PROBLEM STATEMENT
Using the data below, copy every line that contains the word "title".

DATA EXTRACTS
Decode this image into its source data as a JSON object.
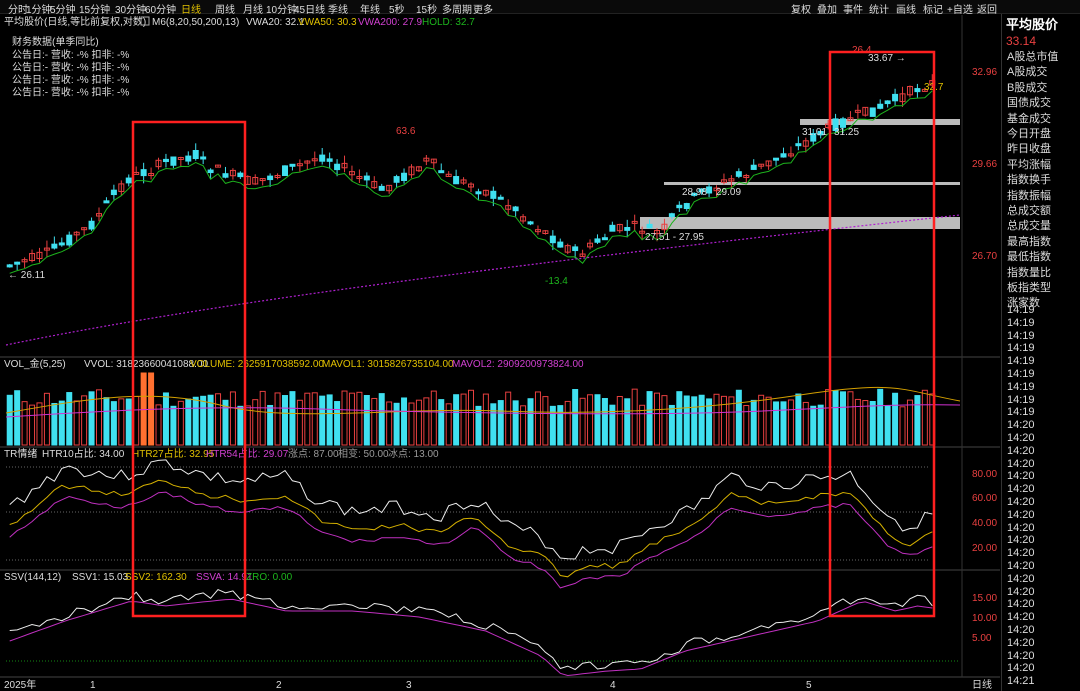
{
  "topbar": {
    "periods": [
      "分时",
      "1分钟",
      "5分钟",
      "15分钟",
      "30分钟",
      "60分钟",
      "日线",
      "周线",
      "月线",
      "10分钟",
      "45日线",
      "季线",
      "年线",
      "5秒",
      "15秒",
      "多周期",
      "更多"
    ],
    "active_period": "日线",
    "actions": [
      "复权",
      "叠加",
      "事件",
      "统计",
      "画线",
      "标记",
      "+自选",
      "返回"
    ]
  },
  "main_header": {
    "title": "平均股价(日线,等比前复权,对数)",
    "indicator": "M6(8,20,50,200,13)",
    "vwa20": "VWA20: 32.1",
    "vwa50": "VWA50: 30.3",
    "vwa200": "VWA200: 27.9",
    "hold": "HOLD: 32.7"
  },
  "finance": {
    "title": "财务数据(单季同比)",
    "rows": [
      "公告日:-  营收: -%  扣非: -%",
      "公告日:-  营收: -%  扣非: -%",
      "公告日:-  营收: -%  扣非: -%",
      "公告日:-  营收: -%  扣非: -%"
    ]
  },
  "price_axis": [
    "32.96",
    "29.66",
    "26.70"
  ],
  "annotations": {
    "low_left": "26.11",
    "peak_mid": "63.6",
    "trough": "-13.4",
    "peak_right": "26.4",
    "hi": "33.67",
    "last": "32.7",
    "s1": "31.01",
    "s2": "31.25",
    "s3": "28.98",
    "s4": "29.09",
    "s5": "27.51 - 27.95"
  },
  "vol_header": {
    "name": "VOL_金(5,25)",
    "vvol": "VVOL: 31823660041088.00",
    "volume": "VOLUME: 2625917038592.00",
    "mavol1": "MAVOL1: 3015826735104.00",
    "mavol2": "MAVOL2: 2909200973824.00"
  },
  "tr_header": {
    "name": "TR情绪",
    "htr10": "HTR10占比: 34.00",
    "htr27": "HTR27占比: 32.95",
    "htr54": "HTR54占比: 29.07",
    "hot": "涨点: 87.00",
    "neutral": "相变: 50.00",
    "cold": "冰点: 13.00"
  },
  "tr_axis": [
    "80.00",
    "60.00",
    "40.00",
    "20.00"
  ],
  "ssv_header": {
    "name": "SSV(144,12)",
    "ssv1": "SSV1: 15.03",
    "ssv2": "SSV2: 162.30",
    "ssva": "SSVA: 14.91",
    "zro": "ZRO: 0.00"
  },
  "ssv_axis": [
    "15.00",
    "10.00",
    "5.00"
  ],
  "x_axis": [
    "2025年",
    "1",
    "2",
    "3",
    "4",
    "5"
  ],
  "x_axis_right": "日线",
  "sidebar": {
    "title": "平均股价",
    "price": "33.14",
    "items": [
      "A股总市值",
      "A股成交",
      "B股成交",
      "国债成交",
      "基金成交",
      "今日开盘",
      "昨日收盘",
      "平均涨幅",
      "指数换手",
      "指数振幅",
      "总成交额",
      "总成交量",
      "最高指数",
      "最低指数",
      "指数量比",
      "板指类型",
      "涨家数"
    ],
    "times": [
      "14:19",
      "14:19",
      "14:19",
      "14:19",
      "14:19",
      "14:19",
      "14:19",
      "14:19",
      "14:19",
      "14:20",
      "14:20",
      "14:20",
      "14:20",
      "14:20",
      "14:20",
      "14:20",
      "14:20",
      "14:20",
      "14:20",
      "14:20",
      "14:20",
      "14:20",
      "14:20",
      "14:20",
      "14:20",
      "14:20",
      "14:20",
      "14:20",
      "14:20",
      "14:21"
    ]
  },
  "colors": {
    "up": "#e84040",
    "down": "#40e0f0",
    "ma": "#1db41d",
    "ma200": "#b020d0",
    "highlight": "#ff2020",
    "vol_ma1": "#d4a000",
    "vol_ma2": "#d030d0"
  }
}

TASK RESULT
    "title": "平均股价(日线,等比前复权,对数)",
    "title": "财务数据(单季同比)",
    "title": "平均股价",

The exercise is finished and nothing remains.